▶ [Task goal]
Among the records below, find each line bearing the word "volusion" and copy it.

▶ [Data for processing]
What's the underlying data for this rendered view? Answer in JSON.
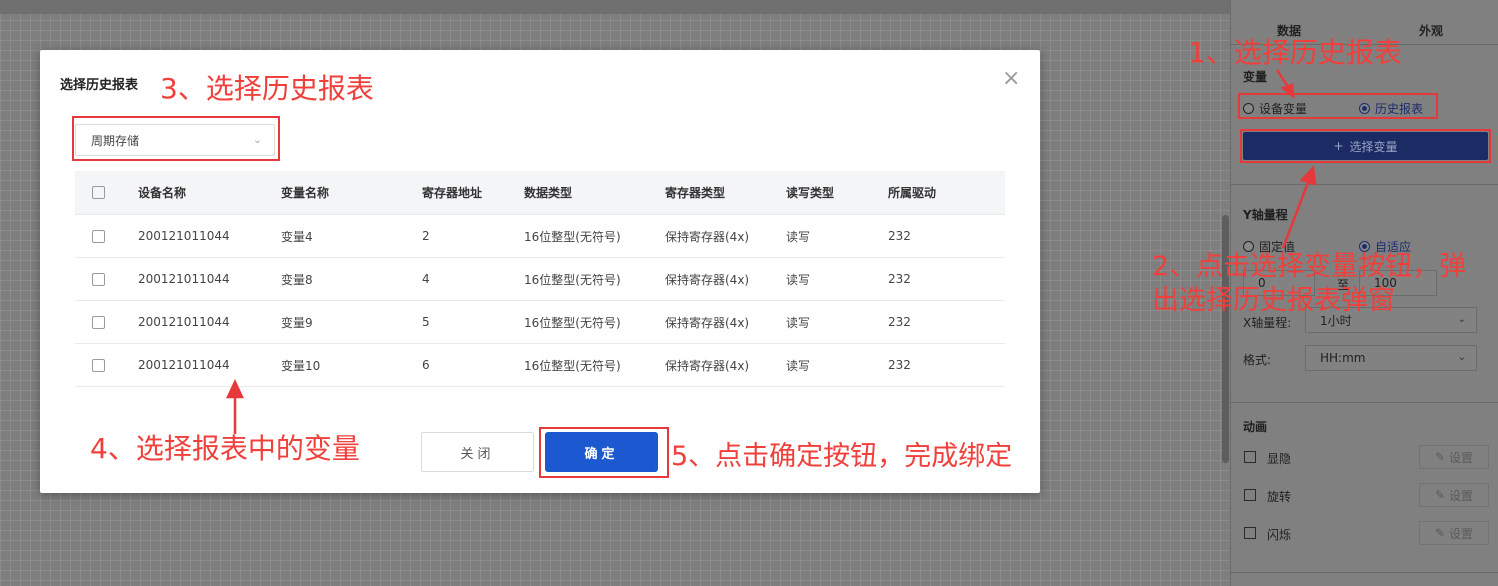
{
  "modal": {
    "title": "选择历史报表",
    "close_icon": "close-icon",
    "storage_select": {
      "value": "周期存储"
    },
    "table": {
      "columns": [
        "设备名称",
        "变量名称",
        "寄存器地址",
        "数据类型",
        "寄存器类型",
        "读写类型",
        "所属驱动"
      ],
      "rows": [
        [
          "200121011044",
          "变量4",
          "2",
          "16位整型(无符号)",
          "保持寄存器(4x)",
          "读写",
          "232"
        ],
        [
          "200121011044",
          "变量8",
          "4",
          "16位整型(无符号)",
          "保持寄存器(4x)",
          "读写",
          "232"
        ],
        [
          "200121011044",
          "变量9",
          "5",
          "16位整型(无符号)",
          "保持寄存器(4x)",
          "读写",
          "232"
        ],
        [
          "200121011044",
          "变量10",
          "6",
          "16位整型(无符号)",
          "保持寄存器(4x)",
          "读写",
          "232"
        ]
      ]
    },
    "close_label": "关闭",
    "confirm_label": "确定"
  },
  "panel": {
    "tab_data": "数据",
    "tab_appearance": "外观",
    "variable_section": "变量",
    "radio_device_var": "设备变量",
    "radio_history_report": "历史报表",
    "select_var_button": "选择变量",
    "y_axis_section": "Y轴量程",
    "radio_fixed": "固定值",
    "radio_auto": "自适应",
    "range_min": "0",
    "range_to": "至",
    "range_max": "100",
    "x_axis_label": "X轴量程:",
    "x_axis_value": "1小时",
    "format_label": "格式:",
    "format_value": "HH:mm",
    "animation_section": "动画",
    "anim_items": [
      "显隐",
      "旋转",
      "闪烁"
    ],
    "set_label": "设置"
  },
  "annotations": {
    "step1": "1、选择历史报表",
    "step2": "2、点击选择变量按钮，弹出选择历史报表弹窗",
    "step3": "3、选择历史报表",
    "step4": "4、选择报表中的变量",
    "step5": "5、点击确定按钮，完成绑定",
    "color": "#f0403c"
  }
}
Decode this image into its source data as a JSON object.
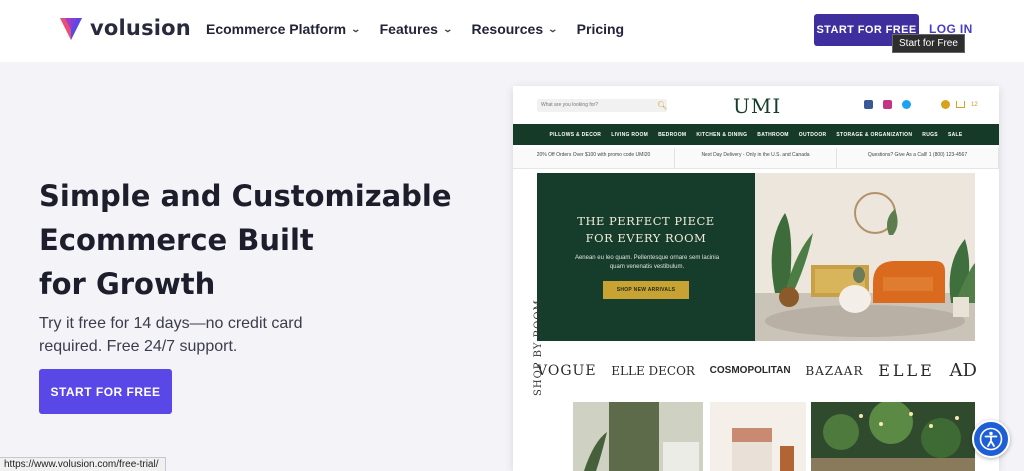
{
  "header": {
    "logo_text": "volusion",
    "nav": [
      {
        "label": "Ecommerce Platform",
        "has_dropdown": true
      },
      {
        "label": "Features",
        "has_dropdown": true
      },
      {
        "label": "Resources",
        "has_dropdown": true
      },
      {
        "label": "Pricing",
        "has_dropdown": false
      }
    ],
    "cta_label": "START FOR FREE",
    "login_label": "LOG IN",
    "tooltip": "Start for Free"
  },
  "hero": {
    "headline_lines": [
      "Simple and Customizable",
      "Ecommerce Built",
      "for Growth"
    ],
    "subtext_lines": [
      "Try it free for 14 days—no credit card",
      "required. Free 24/7 support."
    ],
    "cta_label": "START FOR FREE"
  },
  "preview": {
    "search_placeholder": "What are you looking for?",
    "store_logo": "UMI",
    "cart_count": "12",
    "menu": [
      "PILLOWS & DECOR",
      "LIVING ROOM",
      "BEDROOM",
      "KITCHEN & DINING",
      "BATHROOM",
      "OUTDOOR",
      "STORAGE & ORGANIZATION",
      "RUGS",
      "SALE"
    ],
    "promo_strip": [
      "20% Off Orders Over $100 with promo code UMI20",
      "Next Day Delivery - Only in the U.S. and Canada",
      "Questions? Give As a Call! 1 (800) 123-4567"
    ],
    "banner": {
      "title_lines": [
        "THE PERFECT PIECE",
        "FOR EVERY ROOM"
      ],
      "text": "Aenean eu leo quam. Pellentesque ornare sem lacinia quam venenatis vestibulum.",
      "button": "SHOP NEW ARRIVALS"
    },
    "brands": [
      "VOGUE",
      "ELLE DECOR",
      "COSMOPOLITAN",
      "BAZAAR",
      "ELLE",
      "AD"
    ],
    "shop_by_room": "SHOP BY ROOM"
  },
  "status_url": "https://www.volusion.com/free-trial/",
  "colors": {
    "primary_dark": "#3f2f9e",
    "primary": "#5a47e8",
    "login": "#4a3ec8",
    "umi_green": "#153b28",
    "umi_gold": "#c9a234",
    "accessibility": "#1f5fd6"
  },
  "icons": [
    "volusion-logo-icon",
    "chevron-down-icon",
    "search-icon",
    "facebook-icon",
    "instagram-icon",
    "twitter-icon",
    "account-icon",
    "cart-icon",
    "accessibility-icon"
  ]
}
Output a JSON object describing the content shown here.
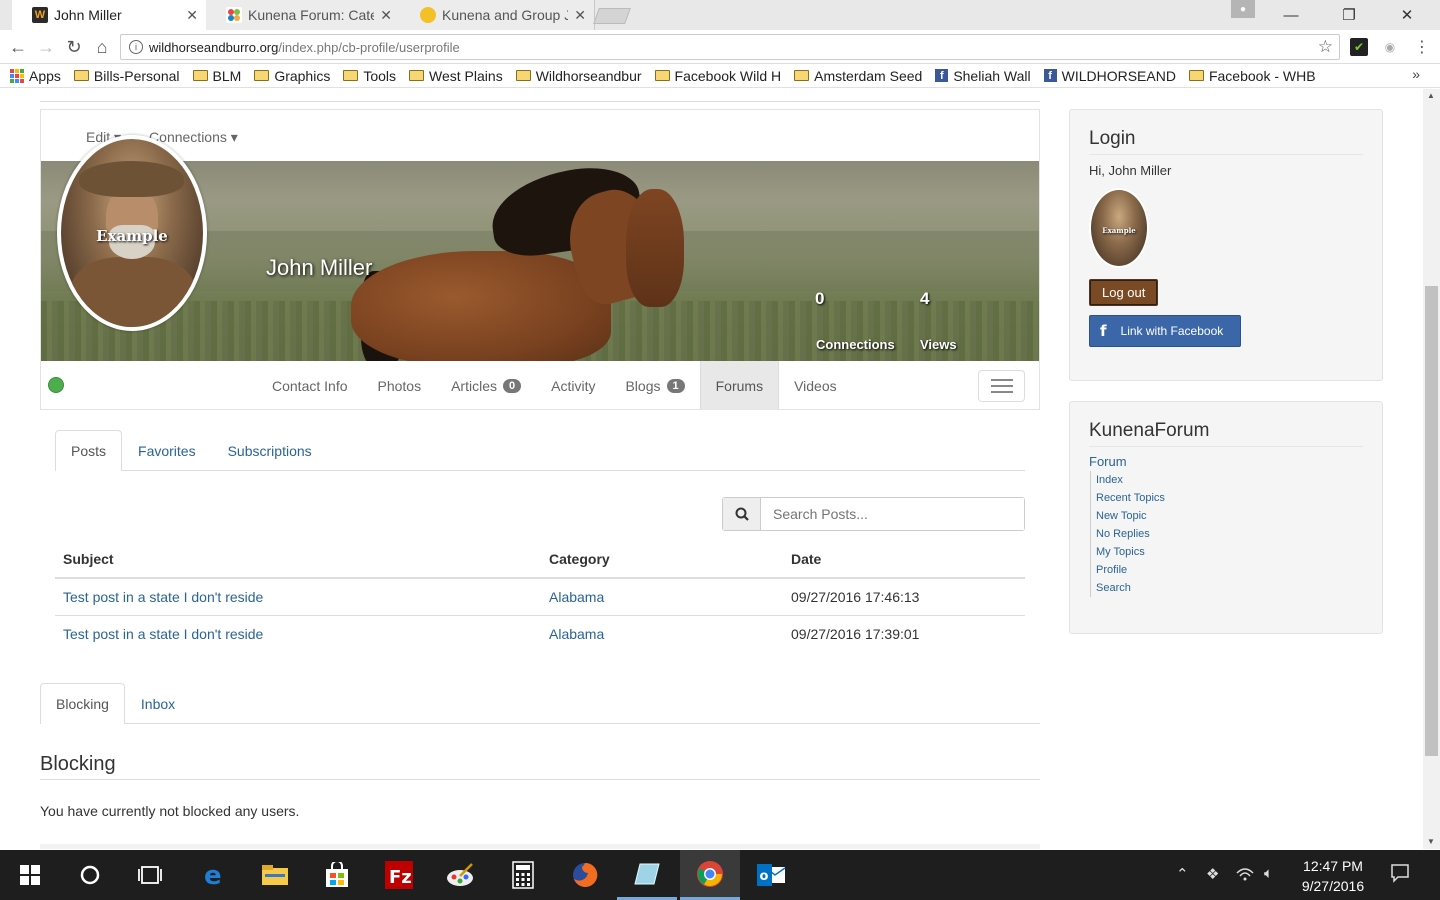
{
  "browser": {
    "tabs": [
      {
        "title": "John Miller",
        "favicon": "W",
        "favicon_bg": "#2a2a2a",
        "favicon_fg": "#f0a020",
        "active": true
      },
      {
        "title": "Kunena Forum: Cate",
        "favicon": "joomla-icon",
        "active": false
      },
      {
        "title": "Kunena and Group J",
        "favicon": "kunena-icon",
        "active": false
      }
    ],
    "url_host": "wildhorseandburro.org",
    "url_path": "/index.php/cb-profile/userprofile",
    "bookmarks": [
      {
        "label": "Apps",
        "type": "apps"
      },
      {
        "label": "Bills-Personal",
        "type": "folder"
      },
      {
        "label": "BLM",
        "type": "folder"
      },
      {
        "label": "Graphics",
        "type": "folder"
      },
      {
        "label": "Tools",
        "type": "folder"
      },
      {
        "label": "West Plains",
        "type": "folder"
      },
      {
        "label": "Wildhorseandbur",
        "type": "folder"
      },
      {
        "label": "Facebook Wild H",
        "type": "folder"
      },
      {
        "label": "Amsterdam Seed",
        "type": "folder"
      },
      {
        "label": "Sheliah Wall",
        "type": "facebook"
      },
      {
        "label": "WILDHORSEAND",
        "type": "facebook"
      },
      {
        "label": "Facebook - WHB",
        "type": "folder"
      }
    ],
    "bookmarks_more": "»"
  },
  "profile": {
    "menu": {
      "edit": "Edit",
      "connections": "Connections"
    },
    "name": "John Miller",
    "avatar_watermark": "Example",
    "stats": {
      "connections_count": "0",
      "connections_label": "Connections",
      "views_count": "4",
      "views_label": "Views"
    },
    "tabs": [
      {
        "label": "Contact Info"
      },
      {
        "label": "Photos"
      },
      {
        "label": "Articles",
        "badge": "0"
      },
      {
        "label": "Activity"
      },
      {
        "label": "Blogs",
        "badge": "1"
      },
      {
        "label": "Forums",
        "active": true
      },
      {
        "label": "Videos"
      }
    ],
    "online_status_color": "#4cae4c"
  },
  "forums": {
    "tabs": [
      {
        "label": "Posts",
        "active": true
      },
      {
        "label": "Favorites"
      },
      {
        "label": "Subscriptions"
      }
    ],
    "search_placeholder": "Search Posts...",
    "columns": [
      "Subject",
      "Category",
      "Date"
    ],
    "rows": [
      {
        "subject": "Test post in a state I don't reside",
        "category": "Alabama",
        "date": "09/27/2016 17:46:13"
      },
      {
        "subject": "Test post in a state I don't reside",
        "category": "Alabama",
        "date": "09/27/2016 17:39:01"
      }
    ]
  },
  "lower_tabs": [
    {
      "label": "Blocking",
      "active": true
    },
    {
      "label": "Inbox"
    }
  ],
  "blocking": {
    "title": "Blocking",
    "text": "You have currently not blocked any users."
  },
  "login_module": {
    "title": "Login",
    "greeting": "Hi, John Miller",
    "avatar_watermark": "Example",
    "logout_label": "Log out",
    "facebook_label": "Link with Facebook"
  },
  "kunena_module": {
    "title": "KunenaForum",
    "root": "Forum",
    "items": [
      "Index",
      "Recent Topics",
      "New Topic",
      "No Replies",
      "My Topics",
      "Profile",
      "Search"
    ]
  },
  "taskbar": {
    "time": "12:47 PM",
    "date": "9/27/2016",
    "apps": [
      "start-icon",
      "cortana-icon",
      "task-view-icon",
      "edge-icon",
      "file-explorer-icon",
      "store-icon",
      "filezilla-icon",
      "paint-icon",
      "calculator-icon",
      "firefox-icon",
      "notepad-icon",
      "chrome-icon",
      "outlook-icon"
    ]
  },
  "colors": {
    "link": "#2a6496",
    "logout_bg": "#7a4a24",
    "facebook_bg": "#3b67a8",
    "taskbar_bg": "#1e1e1e"
  }
}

▶ [Result for this task]
    "logo_text": "volusion",
  "status_url": "https://www.volusion.com/free-trial/",
    "volusion-logo-icon",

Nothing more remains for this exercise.